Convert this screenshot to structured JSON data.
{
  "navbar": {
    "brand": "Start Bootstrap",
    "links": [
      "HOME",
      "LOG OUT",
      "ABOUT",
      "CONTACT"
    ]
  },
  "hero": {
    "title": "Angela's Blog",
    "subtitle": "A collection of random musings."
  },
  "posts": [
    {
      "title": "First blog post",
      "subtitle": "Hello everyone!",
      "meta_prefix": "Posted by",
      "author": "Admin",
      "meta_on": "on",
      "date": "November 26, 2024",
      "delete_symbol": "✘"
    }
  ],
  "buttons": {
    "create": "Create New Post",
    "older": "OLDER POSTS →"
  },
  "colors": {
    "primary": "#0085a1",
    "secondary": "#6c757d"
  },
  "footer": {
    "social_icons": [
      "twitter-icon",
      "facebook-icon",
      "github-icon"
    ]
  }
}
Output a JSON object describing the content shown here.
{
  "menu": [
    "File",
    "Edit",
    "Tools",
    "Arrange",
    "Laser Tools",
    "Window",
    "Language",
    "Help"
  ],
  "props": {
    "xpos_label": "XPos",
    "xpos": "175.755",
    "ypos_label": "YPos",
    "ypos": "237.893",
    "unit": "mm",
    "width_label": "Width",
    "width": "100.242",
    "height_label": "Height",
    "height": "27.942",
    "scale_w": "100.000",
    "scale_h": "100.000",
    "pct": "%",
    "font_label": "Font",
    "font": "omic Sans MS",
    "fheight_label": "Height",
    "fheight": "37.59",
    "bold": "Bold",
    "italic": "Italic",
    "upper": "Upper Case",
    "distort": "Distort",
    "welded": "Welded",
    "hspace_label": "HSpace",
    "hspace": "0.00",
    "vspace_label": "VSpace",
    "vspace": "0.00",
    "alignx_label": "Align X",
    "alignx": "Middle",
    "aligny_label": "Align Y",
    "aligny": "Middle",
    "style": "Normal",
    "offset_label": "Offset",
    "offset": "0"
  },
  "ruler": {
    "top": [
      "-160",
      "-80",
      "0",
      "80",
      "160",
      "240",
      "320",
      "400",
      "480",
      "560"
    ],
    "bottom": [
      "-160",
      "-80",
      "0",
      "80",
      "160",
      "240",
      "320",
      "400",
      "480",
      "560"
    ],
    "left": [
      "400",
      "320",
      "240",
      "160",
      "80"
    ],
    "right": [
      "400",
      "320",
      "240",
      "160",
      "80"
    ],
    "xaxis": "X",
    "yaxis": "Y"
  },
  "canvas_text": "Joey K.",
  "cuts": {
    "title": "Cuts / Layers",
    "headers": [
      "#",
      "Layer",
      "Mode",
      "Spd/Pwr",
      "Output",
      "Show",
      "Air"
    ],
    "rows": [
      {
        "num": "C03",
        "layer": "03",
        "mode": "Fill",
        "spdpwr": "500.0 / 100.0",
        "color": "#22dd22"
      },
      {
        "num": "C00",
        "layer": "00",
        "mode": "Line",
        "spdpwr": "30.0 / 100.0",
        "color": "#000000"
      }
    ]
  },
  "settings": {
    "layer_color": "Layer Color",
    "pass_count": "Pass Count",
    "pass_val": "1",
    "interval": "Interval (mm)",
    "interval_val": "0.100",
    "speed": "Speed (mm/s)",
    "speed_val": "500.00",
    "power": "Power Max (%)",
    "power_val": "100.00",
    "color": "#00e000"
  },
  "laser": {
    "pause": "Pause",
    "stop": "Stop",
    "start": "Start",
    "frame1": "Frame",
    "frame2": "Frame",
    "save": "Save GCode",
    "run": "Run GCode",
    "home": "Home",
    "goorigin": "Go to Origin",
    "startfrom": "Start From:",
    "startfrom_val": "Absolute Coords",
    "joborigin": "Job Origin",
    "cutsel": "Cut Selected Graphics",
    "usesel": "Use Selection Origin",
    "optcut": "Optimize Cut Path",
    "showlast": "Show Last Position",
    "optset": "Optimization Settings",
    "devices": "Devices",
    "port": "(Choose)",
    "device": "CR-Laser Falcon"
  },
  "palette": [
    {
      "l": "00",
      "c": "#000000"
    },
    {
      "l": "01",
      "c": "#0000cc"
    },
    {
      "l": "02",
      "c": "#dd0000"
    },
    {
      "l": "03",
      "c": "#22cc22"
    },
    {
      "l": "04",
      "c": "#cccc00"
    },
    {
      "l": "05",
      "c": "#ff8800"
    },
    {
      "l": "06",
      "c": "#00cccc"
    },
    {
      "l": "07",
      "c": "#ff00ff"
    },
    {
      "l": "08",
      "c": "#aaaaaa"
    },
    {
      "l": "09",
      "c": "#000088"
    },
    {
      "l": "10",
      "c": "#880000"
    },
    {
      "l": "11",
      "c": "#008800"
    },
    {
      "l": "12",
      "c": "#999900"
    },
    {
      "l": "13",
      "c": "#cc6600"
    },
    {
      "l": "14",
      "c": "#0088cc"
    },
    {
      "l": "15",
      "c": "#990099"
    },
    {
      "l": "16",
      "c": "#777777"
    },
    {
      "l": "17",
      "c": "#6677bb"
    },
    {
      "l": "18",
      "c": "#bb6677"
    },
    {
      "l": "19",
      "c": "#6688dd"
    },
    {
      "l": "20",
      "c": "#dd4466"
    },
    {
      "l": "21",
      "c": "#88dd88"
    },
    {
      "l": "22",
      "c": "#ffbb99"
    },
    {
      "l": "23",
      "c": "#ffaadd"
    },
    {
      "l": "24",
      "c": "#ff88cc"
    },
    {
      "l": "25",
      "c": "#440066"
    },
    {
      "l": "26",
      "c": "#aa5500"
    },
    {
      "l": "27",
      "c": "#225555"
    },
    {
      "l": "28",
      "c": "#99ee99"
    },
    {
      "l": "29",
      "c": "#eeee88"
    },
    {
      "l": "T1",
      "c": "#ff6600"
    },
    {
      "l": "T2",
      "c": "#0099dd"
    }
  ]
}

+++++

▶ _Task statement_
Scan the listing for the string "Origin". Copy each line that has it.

▶ _Answer section_
    "goorigin": "Go to Origin",
    "joborigin": "Job Origin",
    "usesel": "Use Selection Origin",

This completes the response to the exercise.